[Reed and Yaroshenko] are civil prisoners. They’re not prisoners of conflict. And people sorts of swaps are variety of an entire completely different historical past. If what we now have is someone that the Russians accused of against the law and incarcerated, and in the US, there’s a Russian accused of against the law and incarcerated, oftentimes, nations will throw the outdated diplomatic levers of energy into play, and attempt to work out a prisoner swap.
For instance, we’ve had a whole lot of espionage exchanges, the place “I catch a few of your spies, you catch a few of my spies. Formally, I can execute your spies for espionage and you’ll execute mine, however we’ll comply with quietly make an alternate.”
Pilot Francis Gary Powers on the quilt of the Could 16, 1960, concern of TIME.
The milestone of that historical past is Francis Gary Powers, the U-2 pilot that acquired shot down on a surveillance flight over the Soviet Union in 1960, and the Soviets captured him. He’s acquired a cyanide capsule in his uniform, however he doesn’t take it. He was speculated to kill himself to keep away from seize. In his explicit case, ultimately we quietly wind up making an alternate to swap one in every of their espionage brokers from the US again to the Soviets. Tom Hanks made a film about it known as Bridge of Spies, and it’s all concerning the assembly on the bridge to do the bodily hand-off of the 2 prisoners.
Learn extra: How Bridge of SpiesMakes use of the Current to Form the Previous
There was a case again within the ’90s, the place an American teenager acquired caught vandalizing automobiles in Singapore, and the State Division did all the things of their energy to attempt to get this child launched as a result of the Singaporean punishment was that he was going to be caned. They did truly bodily hit the child a number of occasions earlier than releasing him and banning him from the nation.
You may see a whole lot of examples of People which can be sentenced to loss of life in Saudi Arabia, and so that you’ll usually get the State Division quietly attempting to avoid wasting these folks from being executed by the Saudi authorities and making no matter concessions they should.

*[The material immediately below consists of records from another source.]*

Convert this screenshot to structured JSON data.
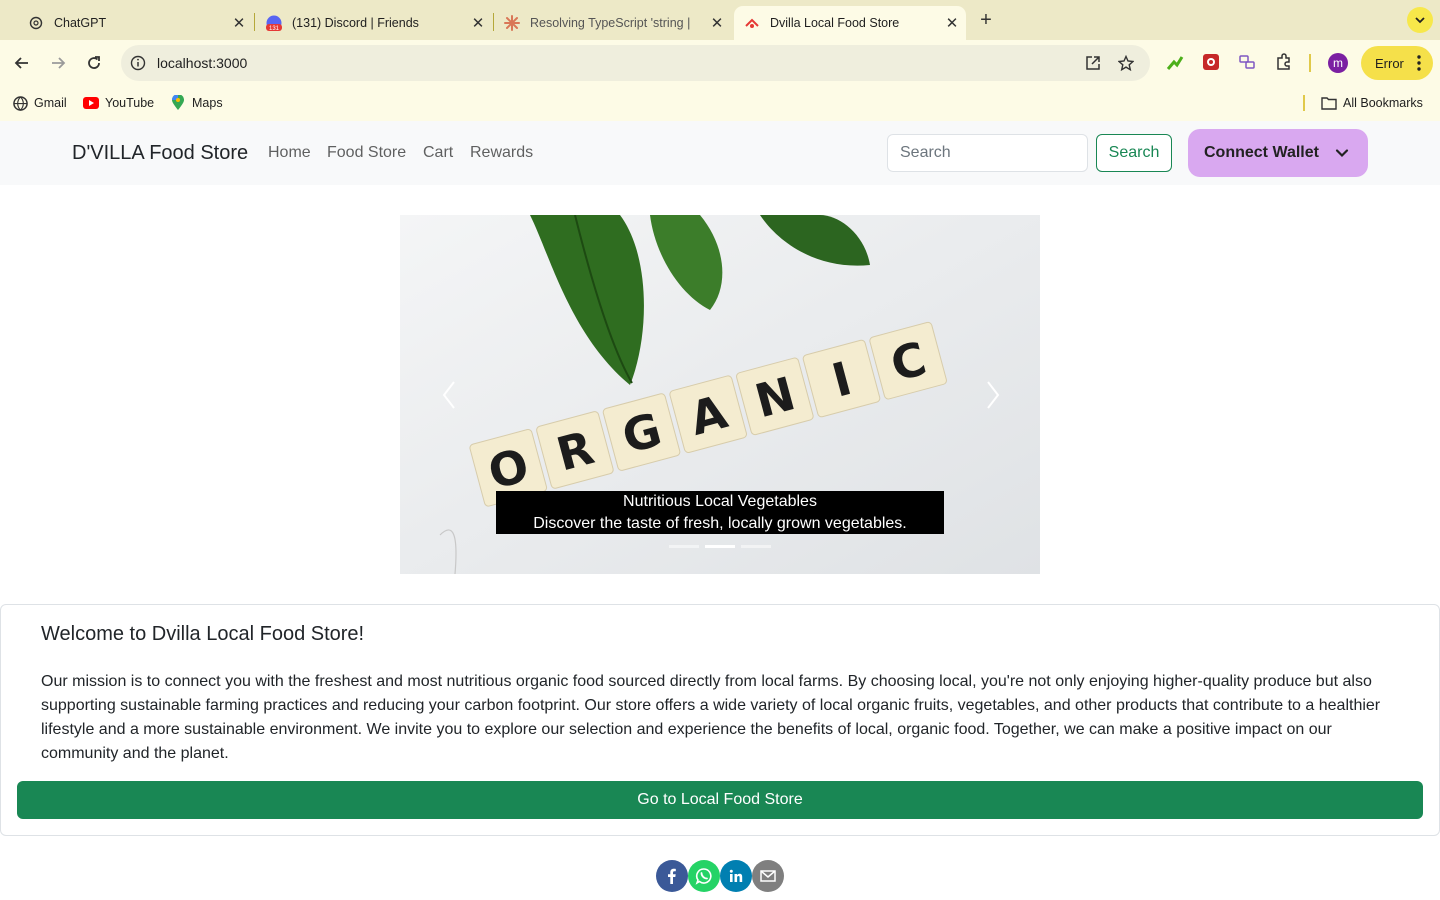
{
  "browser": {
    "tabs": [
      {
        "title": "ChatGPT",
        "icon": "chatgpt-icon"
      },
      {
        "title": "(131) Discord | Friends",
        "icon": "discord-icon",
        "badge": "131"
      },
      {
        "title": "Resolving TypeScript 'string |",
        "icon": "claude-icon"
      },
      {
        "title": "Dvilla Local Food Store",
        "icon": "react-icon",
        "active": true
      }
    ],
    "url": "localhost:3000",
    "avatar_initial": "m",
    "error_label": "Error",
    "bookmarks": [
      {
        "label": "Gmail",
        "icon": "gmail-icon"
      },
      {
        "label": "YouTube",
        "icon": "youtube-icon"
      },
      {
        "label": "Maps",
        "icon": "maps-icon"
      }
    ],
    "all_bookmarks": "All Bookmarks"
  },
  "site": {
    "brand": "D'VILLA Food Store",
    "nav": [
      "Home",
      "Food Store",
      "Cart",
      "Rewards"
    ],
    "search_placeholder": "Search",
    "search_button": "Search",
    "wallet_button": "Connect Wallet"
  },
  "carousel": {
    "image_text": "ORGANIC",
    "caption_title": "Nutritious Local Vegetables",
    "caption_text": "Discover the taste of fresh, locally grown vegetables.",
    "slide_count": 3,
    "active_index": 1
  },
  "welcome": {
    "title": "Welcome to Dvilla Local Food Store!",
    "body": "Our mission is to connect you with the freshest and most nutritious organic food sourced directly from local farms. By choosing local, you're not only enjoying higher-quality produce but also supporting sustainable farming practices and reducing your carbon footprint. Our store offers a wide variety of local organic fruits, vegetables, and other products that contribute to a healthier lifestyle and a more sustainable environment. We invite you to explore our selection and experience the benefits of local, organic food. Together, we can make a positive impact on our community and the planet.",
    "button": "Go to Local Food Store"
  },
  "share": [
    {
      "icon": "facebook-icon",
      "color": "#3b5998"
    },
    {
      "icon": "whatsapp-icon",
      "color": "#25d366"
    },
    {
      "icon": "linkedin-icon",
      "color": "#007fb1"
    },
    {
      "icon": "email-icon",
      "color": "#7f7f7f"
    }
  ]
}
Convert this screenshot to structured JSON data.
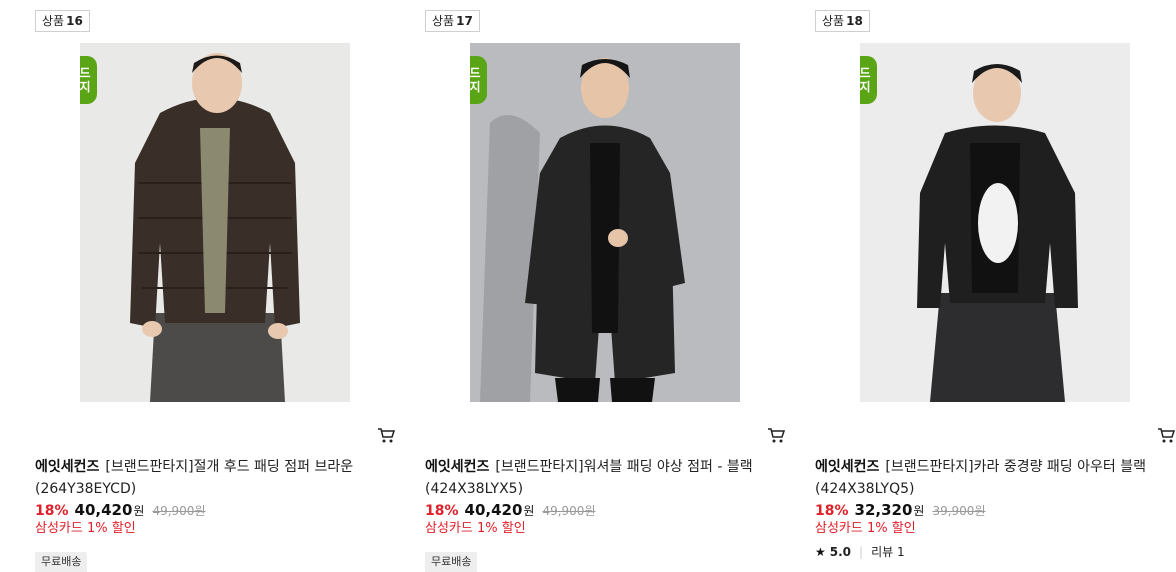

There have actually been a whole lot of them [civilian prisoner swaps]. They’re form of a relentless. You simply don’t hear a lot about them often, except it’s someone actually well-known or their household makes a whole lot of noise. You usually see these sorts of quiet swaps, and typically it’s not adversarial. The State Division has much more of those negotiations than most individuals may ever presumably notice.
Extra Should-Learn Tales From TIME